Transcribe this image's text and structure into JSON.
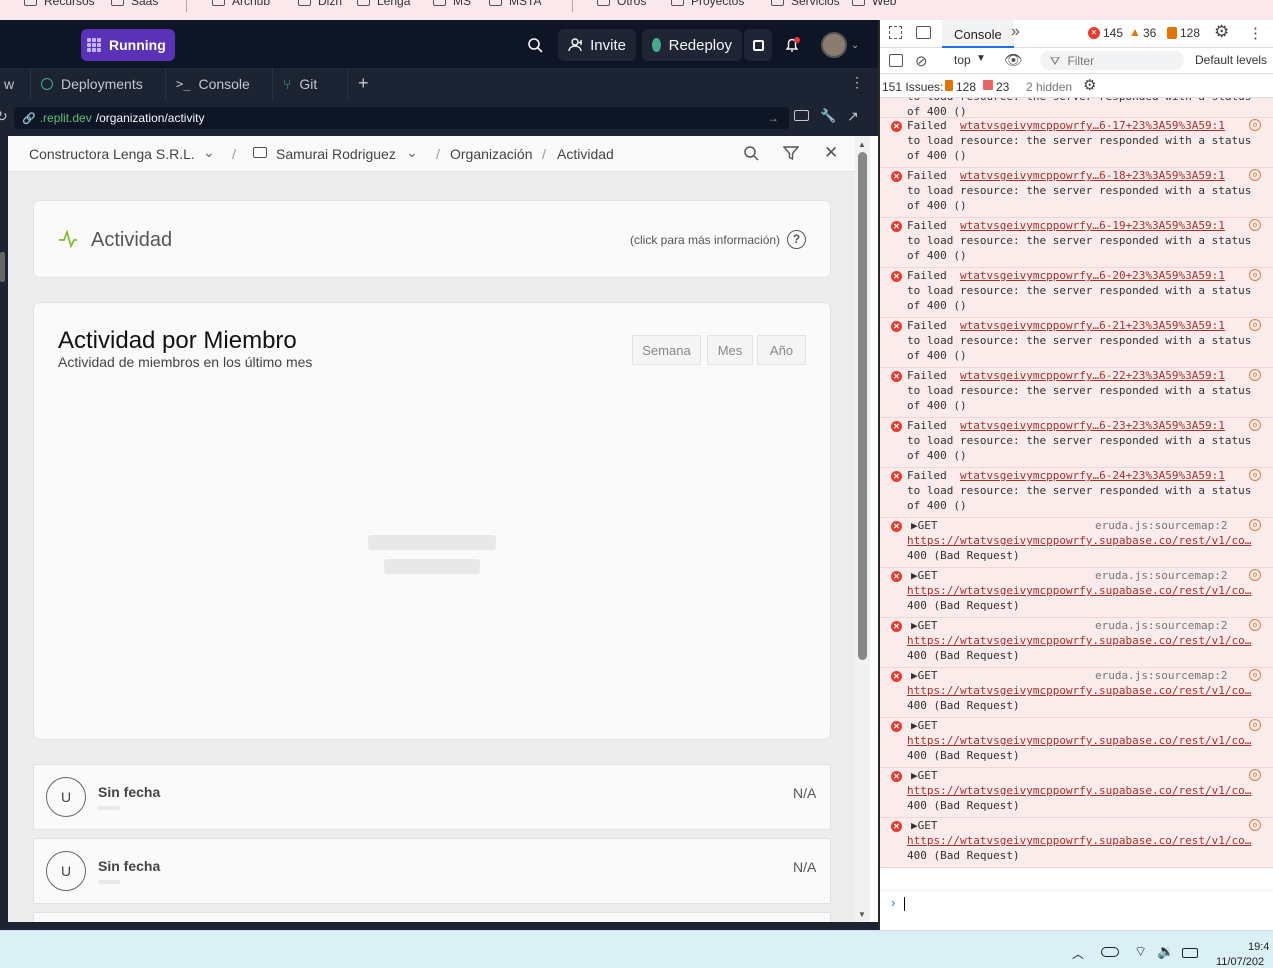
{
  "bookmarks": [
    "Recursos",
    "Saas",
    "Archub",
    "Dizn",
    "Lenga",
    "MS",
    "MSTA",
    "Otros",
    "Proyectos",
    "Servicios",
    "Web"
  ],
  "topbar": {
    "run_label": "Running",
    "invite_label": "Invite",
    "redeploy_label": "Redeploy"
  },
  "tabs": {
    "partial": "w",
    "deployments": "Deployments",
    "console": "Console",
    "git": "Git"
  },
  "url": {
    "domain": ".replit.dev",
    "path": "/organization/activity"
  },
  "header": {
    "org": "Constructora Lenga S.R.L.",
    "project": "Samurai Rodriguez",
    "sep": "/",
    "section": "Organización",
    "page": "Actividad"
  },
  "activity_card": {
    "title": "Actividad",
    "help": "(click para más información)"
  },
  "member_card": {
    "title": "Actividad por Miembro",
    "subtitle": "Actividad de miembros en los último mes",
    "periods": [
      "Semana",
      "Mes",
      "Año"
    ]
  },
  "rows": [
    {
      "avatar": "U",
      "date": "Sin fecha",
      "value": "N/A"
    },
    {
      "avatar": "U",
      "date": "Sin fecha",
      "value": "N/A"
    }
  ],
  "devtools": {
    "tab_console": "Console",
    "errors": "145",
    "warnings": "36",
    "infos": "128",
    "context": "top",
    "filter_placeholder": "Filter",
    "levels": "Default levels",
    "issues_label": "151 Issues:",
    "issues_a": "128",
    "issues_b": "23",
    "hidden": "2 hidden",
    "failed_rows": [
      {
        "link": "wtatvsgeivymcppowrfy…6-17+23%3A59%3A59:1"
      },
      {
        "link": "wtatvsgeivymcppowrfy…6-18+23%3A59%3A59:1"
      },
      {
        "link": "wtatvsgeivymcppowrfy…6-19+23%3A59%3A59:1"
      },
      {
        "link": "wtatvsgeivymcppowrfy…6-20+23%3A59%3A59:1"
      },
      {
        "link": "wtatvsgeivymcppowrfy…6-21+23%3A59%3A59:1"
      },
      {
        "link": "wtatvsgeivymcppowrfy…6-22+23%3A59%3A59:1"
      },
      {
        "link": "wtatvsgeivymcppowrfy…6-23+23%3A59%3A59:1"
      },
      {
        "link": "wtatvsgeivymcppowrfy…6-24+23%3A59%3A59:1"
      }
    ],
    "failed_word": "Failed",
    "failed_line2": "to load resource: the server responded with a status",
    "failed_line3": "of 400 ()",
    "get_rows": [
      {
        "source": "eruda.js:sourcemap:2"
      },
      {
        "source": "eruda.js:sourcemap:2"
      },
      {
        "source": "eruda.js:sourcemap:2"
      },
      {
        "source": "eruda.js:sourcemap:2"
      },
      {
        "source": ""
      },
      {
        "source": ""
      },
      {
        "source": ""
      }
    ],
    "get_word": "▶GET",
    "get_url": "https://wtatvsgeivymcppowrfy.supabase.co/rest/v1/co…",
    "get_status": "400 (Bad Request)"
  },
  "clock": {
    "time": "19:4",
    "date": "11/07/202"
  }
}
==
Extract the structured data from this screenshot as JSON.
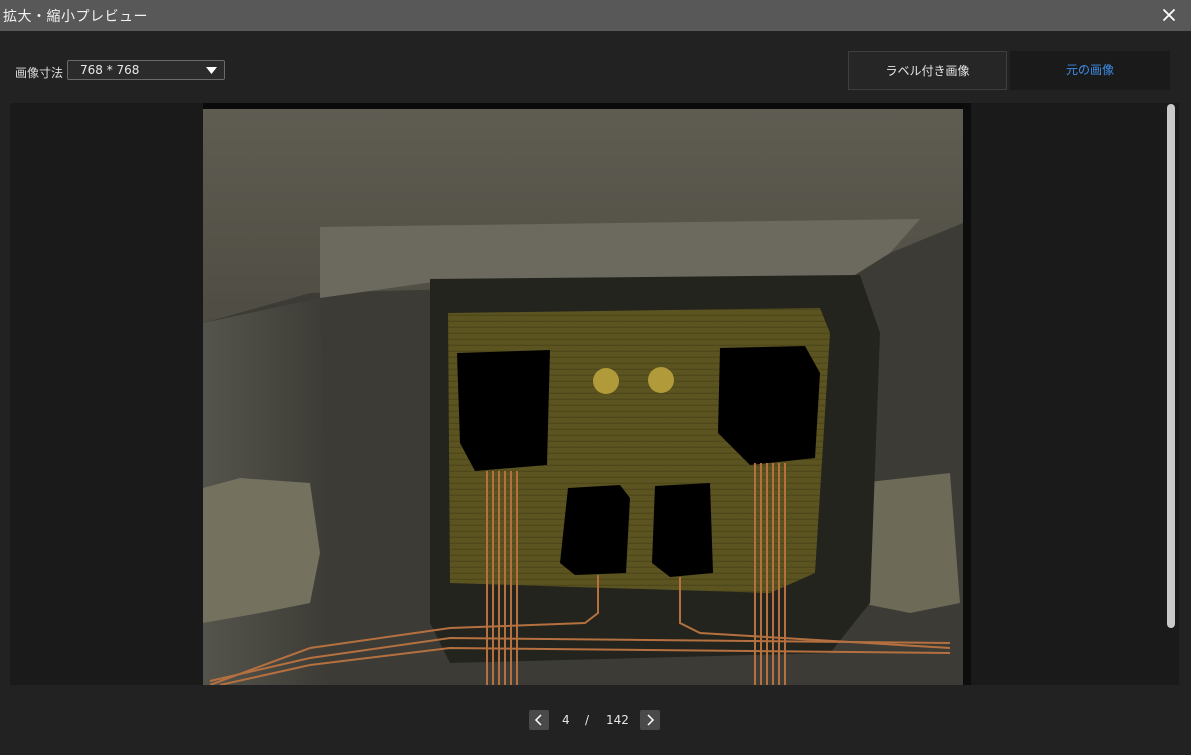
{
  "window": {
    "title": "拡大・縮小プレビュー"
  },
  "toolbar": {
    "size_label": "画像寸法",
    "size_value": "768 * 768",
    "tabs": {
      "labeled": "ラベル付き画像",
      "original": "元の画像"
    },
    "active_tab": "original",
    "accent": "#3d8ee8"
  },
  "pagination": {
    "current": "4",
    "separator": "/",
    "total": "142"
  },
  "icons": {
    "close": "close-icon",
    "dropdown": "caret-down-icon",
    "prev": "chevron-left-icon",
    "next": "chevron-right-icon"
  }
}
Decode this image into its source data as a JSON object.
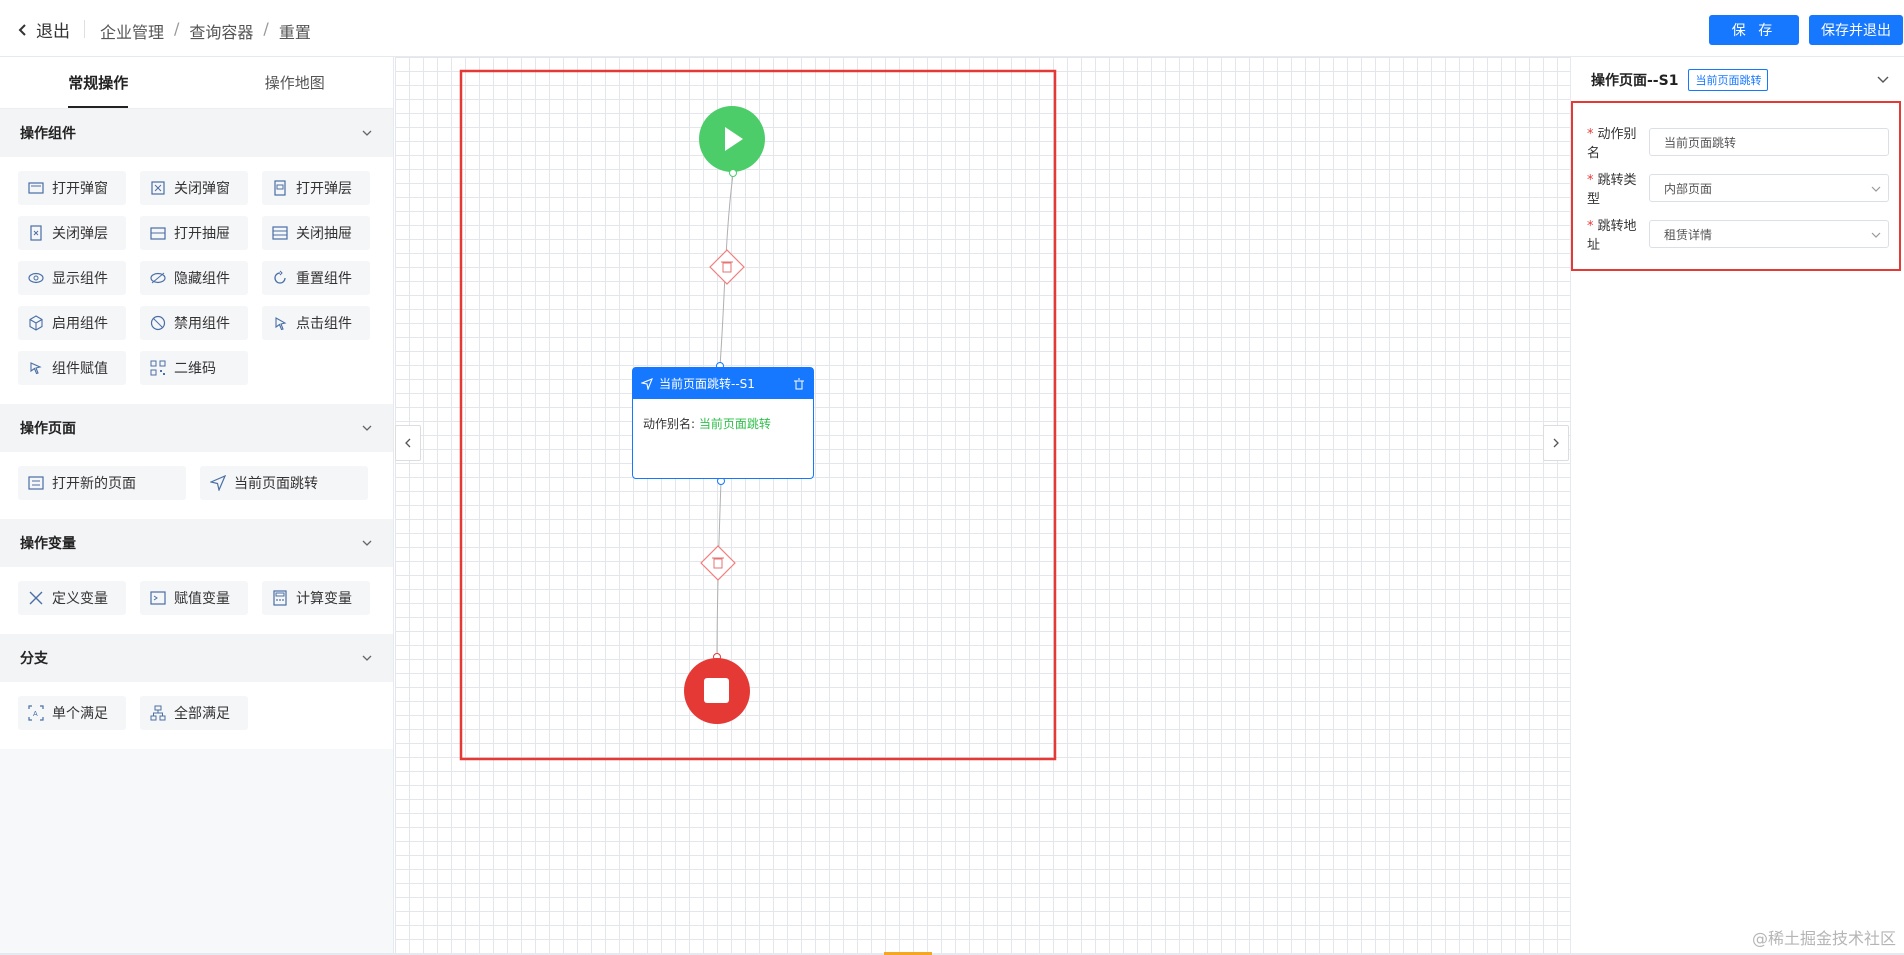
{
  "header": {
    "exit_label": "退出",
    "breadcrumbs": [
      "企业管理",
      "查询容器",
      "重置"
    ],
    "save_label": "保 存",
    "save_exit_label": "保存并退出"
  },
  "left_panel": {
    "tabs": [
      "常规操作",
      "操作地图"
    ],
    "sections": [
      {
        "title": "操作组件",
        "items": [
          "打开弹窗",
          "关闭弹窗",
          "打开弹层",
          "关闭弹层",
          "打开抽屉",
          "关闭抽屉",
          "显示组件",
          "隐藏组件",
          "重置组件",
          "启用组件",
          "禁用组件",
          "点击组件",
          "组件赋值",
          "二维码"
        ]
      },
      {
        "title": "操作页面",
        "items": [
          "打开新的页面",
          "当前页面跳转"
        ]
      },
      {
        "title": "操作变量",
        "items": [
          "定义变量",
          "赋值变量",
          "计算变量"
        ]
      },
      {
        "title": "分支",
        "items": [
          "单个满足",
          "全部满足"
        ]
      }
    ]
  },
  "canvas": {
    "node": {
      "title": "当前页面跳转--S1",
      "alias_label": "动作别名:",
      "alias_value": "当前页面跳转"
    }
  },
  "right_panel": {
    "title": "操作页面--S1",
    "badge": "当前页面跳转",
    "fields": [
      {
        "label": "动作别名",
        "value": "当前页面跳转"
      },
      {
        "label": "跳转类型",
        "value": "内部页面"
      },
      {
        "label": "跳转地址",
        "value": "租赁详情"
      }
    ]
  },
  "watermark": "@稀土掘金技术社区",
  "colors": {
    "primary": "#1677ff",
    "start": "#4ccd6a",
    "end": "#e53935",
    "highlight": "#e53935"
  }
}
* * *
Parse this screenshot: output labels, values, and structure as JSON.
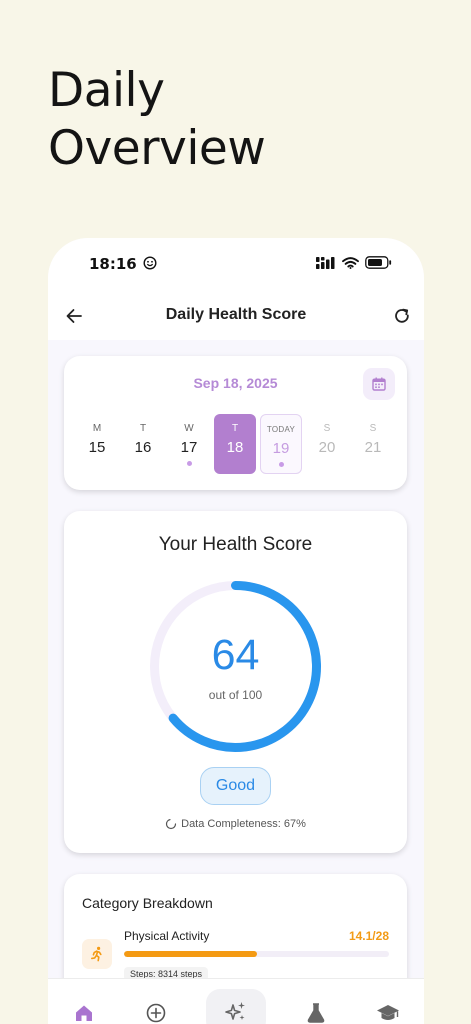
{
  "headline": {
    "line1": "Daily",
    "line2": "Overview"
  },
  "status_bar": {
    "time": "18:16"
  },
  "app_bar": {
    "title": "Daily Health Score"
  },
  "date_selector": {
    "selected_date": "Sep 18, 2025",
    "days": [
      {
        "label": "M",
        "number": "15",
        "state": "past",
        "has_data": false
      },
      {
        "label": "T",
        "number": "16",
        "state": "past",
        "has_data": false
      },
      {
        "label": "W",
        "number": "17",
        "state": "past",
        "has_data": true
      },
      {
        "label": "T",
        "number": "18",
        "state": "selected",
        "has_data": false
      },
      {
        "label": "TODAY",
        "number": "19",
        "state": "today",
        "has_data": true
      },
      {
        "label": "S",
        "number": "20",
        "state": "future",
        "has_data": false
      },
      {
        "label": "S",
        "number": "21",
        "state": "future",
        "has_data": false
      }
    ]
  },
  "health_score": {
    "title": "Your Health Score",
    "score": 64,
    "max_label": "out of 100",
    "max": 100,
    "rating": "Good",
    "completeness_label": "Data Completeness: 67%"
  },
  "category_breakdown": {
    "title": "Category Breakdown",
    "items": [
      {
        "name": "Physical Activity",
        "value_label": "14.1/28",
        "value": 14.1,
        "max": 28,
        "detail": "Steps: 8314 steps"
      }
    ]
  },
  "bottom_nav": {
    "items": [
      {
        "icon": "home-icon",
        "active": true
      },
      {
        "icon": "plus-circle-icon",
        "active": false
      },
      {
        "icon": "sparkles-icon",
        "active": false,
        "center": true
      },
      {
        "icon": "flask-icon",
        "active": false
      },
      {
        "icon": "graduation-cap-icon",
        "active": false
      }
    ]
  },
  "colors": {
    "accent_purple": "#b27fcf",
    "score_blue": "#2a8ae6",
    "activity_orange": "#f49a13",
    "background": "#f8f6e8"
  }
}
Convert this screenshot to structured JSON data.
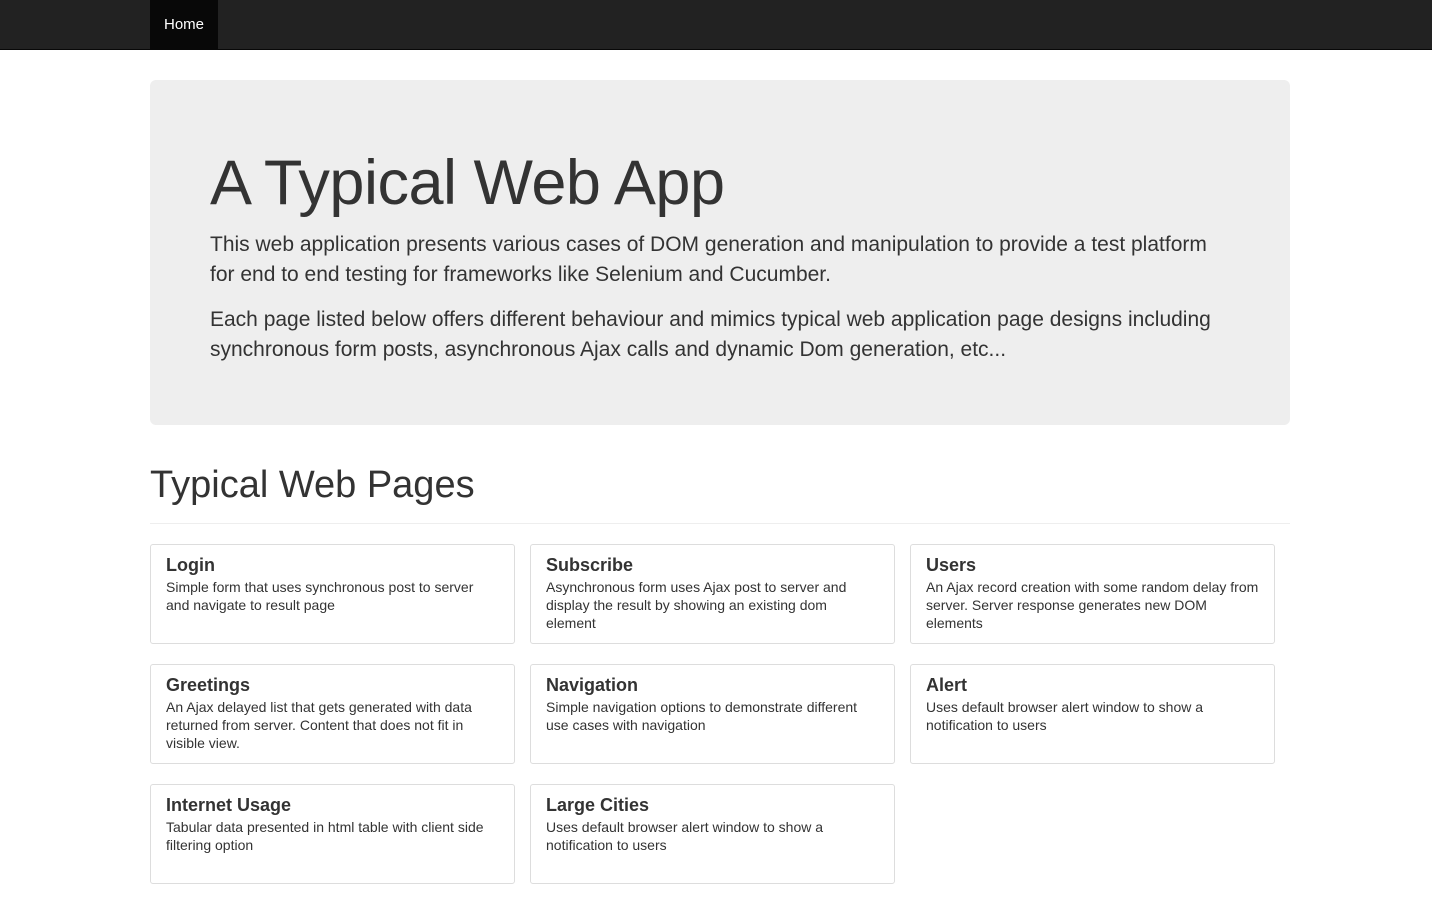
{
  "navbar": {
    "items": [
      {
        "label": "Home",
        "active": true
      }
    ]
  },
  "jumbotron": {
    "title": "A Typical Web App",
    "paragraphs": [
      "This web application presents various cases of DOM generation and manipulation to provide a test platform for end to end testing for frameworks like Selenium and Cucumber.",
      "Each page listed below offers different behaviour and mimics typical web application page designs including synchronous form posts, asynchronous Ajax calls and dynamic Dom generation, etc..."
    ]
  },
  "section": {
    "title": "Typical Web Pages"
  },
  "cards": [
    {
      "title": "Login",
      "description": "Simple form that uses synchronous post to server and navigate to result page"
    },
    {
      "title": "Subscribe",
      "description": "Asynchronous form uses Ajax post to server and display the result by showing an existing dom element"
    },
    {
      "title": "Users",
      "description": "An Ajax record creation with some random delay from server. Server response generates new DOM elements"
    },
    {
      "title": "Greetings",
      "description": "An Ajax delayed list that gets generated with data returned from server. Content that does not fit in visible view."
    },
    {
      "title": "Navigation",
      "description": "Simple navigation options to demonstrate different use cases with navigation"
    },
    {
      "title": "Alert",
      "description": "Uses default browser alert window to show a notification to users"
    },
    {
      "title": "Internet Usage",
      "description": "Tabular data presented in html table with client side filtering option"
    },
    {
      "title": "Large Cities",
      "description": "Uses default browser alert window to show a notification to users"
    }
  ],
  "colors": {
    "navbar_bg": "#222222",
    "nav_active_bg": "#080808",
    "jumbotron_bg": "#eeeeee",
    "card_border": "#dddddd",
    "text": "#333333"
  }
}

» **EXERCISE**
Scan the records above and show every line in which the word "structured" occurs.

» **FINAL ANSWER**
Extract the structured data from this screenshot as JSON.
Convert this screenshot to structured JSON data.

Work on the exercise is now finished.